by Rylie Guthrie
Craniopagus Parasiticus is a rare medical condition that results in two twins with conjoined heads, and occurs just once every 200,000 times. Conjoined twins are typically identical twins. Approximately 50% of conjoined twins are stillborn, 35% only survive the first 24 hours of being alive and only about 5-25% of conjoined twins survive according to HavingTwins.com.
Causes for craniopagus parasiticus are still widely unknown, but a proposed explanation is that the embryo would fail to separate during the crucial developing weeks. If the fetuses both survive the birthing process, then the twins go through extensive surgeries which are dangerous and often times fatal.

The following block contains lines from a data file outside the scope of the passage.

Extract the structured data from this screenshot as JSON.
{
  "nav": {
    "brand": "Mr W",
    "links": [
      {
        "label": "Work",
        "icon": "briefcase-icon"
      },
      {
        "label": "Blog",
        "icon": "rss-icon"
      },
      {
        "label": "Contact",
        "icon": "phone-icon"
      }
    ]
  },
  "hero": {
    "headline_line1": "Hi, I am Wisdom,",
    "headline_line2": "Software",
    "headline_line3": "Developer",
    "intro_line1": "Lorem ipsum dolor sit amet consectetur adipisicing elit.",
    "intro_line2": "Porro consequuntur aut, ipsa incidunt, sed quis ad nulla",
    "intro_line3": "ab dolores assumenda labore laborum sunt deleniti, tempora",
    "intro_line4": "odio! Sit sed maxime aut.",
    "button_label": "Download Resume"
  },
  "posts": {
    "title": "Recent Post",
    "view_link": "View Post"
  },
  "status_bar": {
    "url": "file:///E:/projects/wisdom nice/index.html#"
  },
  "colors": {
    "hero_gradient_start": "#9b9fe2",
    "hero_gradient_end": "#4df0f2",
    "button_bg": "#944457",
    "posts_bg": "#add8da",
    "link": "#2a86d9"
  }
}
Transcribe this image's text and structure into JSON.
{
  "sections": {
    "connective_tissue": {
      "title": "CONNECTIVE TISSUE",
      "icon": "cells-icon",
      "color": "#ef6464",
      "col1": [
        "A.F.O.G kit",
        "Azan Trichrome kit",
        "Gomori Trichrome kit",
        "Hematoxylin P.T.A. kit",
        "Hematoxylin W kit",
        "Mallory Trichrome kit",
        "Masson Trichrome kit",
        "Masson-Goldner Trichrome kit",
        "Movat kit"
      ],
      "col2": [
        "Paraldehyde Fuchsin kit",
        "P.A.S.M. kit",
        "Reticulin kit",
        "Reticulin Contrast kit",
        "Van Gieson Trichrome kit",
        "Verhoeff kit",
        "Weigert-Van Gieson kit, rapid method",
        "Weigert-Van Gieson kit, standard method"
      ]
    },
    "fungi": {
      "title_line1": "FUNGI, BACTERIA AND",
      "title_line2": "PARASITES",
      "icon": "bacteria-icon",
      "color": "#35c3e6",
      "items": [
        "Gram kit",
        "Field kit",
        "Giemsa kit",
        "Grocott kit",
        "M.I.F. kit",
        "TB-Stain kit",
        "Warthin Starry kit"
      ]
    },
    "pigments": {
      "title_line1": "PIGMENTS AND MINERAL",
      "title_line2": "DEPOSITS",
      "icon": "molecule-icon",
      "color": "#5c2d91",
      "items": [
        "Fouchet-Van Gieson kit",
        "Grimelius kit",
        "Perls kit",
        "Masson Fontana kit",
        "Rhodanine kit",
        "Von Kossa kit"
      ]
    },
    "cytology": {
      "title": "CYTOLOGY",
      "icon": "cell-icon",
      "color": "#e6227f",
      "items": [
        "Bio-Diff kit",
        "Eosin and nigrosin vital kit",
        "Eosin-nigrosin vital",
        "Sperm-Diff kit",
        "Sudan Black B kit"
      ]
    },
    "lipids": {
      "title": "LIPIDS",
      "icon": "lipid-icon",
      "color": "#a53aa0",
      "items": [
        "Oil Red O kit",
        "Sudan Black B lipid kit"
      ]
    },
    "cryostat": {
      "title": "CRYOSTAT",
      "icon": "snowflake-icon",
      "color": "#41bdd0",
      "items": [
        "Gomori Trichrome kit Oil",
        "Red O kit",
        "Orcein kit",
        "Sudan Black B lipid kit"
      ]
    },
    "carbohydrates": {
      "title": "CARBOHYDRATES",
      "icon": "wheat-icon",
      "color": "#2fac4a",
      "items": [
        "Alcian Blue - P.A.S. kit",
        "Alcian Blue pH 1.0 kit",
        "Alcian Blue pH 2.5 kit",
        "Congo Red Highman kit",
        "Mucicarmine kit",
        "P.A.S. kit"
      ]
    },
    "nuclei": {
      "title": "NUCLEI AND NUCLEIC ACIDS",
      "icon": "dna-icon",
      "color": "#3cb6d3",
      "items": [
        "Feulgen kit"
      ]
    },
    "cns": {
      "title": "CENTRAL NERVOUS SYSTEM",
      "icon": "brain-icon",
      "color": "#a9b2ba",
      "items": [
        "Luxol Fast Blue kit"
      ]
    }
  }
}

There are many different names for conjoined twins based on where they are conjoined. For example, according to Conjoined Twins: Types of Conjoined Twins, if two twins are conjoined at the base of the spine then that condition is called Pygopagus, and they often share the same urinary tract and genitals. If two twins are conjoined by the pelvis then that is called Ischiopagus. They would share the same lower gastrointestinal tract, liver, bladder etc.
This past week, conjoined 13 month old twins Jadon and Anisa McDonald have been separated after a 16.5 hour surgery at the Children’s Hospital at Montefiore Medical Center in the Bronx.
This surgery performed on Jadon and Anisa has marked to be the 59th separation surgery since 1952. Dr. Goodrich, the doctor who carried out the surgery, had not performed craniopagus surgery for about 12 years.
According to CNN, Nicole McDonald, mother of Jadon and Anisa says, “It’s one of the most profound moments of my life.”
Jadon is in recovery and continues to show signs of successful improvement, while Anisa is still experiencing some seizures but is shown an effective recovery as well.
The family has also organized a “Go Fund Me” page to help the family pay for their future medical expenses and past surgeries